- Records supplied:

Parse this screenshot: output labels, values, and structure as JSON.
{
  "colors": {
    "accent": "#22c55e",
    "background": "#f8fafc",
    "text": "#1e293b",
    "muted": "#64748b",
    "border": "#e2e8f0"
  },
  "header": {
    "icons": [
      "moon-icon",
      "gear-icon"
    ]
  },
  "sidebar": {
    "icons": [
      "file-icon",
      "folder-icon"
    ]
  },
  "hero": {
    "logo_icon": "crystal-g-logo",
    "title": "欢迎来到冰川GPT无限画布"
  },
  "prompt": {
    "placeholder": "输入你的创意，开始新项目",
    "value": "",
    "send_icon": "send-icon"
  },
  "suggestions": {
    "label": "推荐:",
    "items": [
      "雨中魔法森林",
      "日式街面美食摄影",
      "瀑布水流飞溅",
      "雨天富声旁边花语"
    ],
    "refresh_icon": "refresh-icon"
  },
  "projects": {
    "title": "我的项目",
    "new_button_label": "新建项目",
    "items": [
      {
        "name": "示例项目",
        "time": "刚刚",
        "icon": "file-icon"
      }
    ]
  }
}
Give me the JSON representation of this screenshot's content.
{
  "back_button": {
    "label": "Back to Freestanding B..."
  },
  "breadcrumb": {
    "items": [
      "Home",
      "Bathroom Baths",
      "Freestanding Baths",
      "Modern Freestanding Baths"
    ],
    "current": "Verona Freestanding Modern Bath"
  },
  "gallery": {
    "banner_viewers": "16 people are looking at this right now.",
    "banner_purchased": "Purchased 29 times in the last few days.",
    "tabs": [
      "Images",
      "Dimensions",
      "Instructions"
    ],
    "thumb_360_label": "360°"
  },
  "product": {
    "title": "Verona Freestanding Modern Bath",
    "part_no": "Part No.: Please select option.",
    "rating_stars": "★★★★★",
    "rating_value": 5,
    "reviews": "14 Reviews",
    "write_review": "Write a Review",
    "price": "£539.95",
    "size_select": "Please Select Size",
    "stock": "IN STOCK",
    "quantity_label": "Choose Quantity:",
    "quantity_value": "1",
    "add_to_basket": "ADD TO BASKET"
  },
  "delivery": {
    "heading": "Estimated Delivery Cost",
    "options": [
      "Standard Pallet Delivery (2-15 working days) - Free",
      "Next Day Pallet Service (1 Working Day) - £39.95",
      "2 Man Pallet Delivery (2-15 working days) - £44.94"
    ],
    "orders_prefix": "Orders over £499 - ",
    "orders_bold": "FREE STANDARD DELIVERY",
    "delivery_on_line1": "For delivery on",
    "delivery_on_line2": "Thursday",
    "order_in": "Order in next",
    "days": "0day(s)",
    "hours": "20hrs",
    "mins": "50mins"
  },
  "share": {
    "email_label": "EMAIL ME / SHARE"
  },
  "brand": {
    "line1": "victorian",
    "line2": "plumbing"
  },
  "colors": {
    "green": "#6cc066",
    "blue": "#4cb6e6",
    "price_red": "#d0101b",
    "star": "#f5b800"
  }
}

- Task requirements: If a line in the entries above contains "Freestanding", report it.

- Task solution:
    "label": "Back to Freestanding B..."
      "Freestanding Baths",
      "Modern Freestanding Baths"
    "current": "Verona Freestanding Modern Bath"
    "title": "Verona Freestanding Modern Bath",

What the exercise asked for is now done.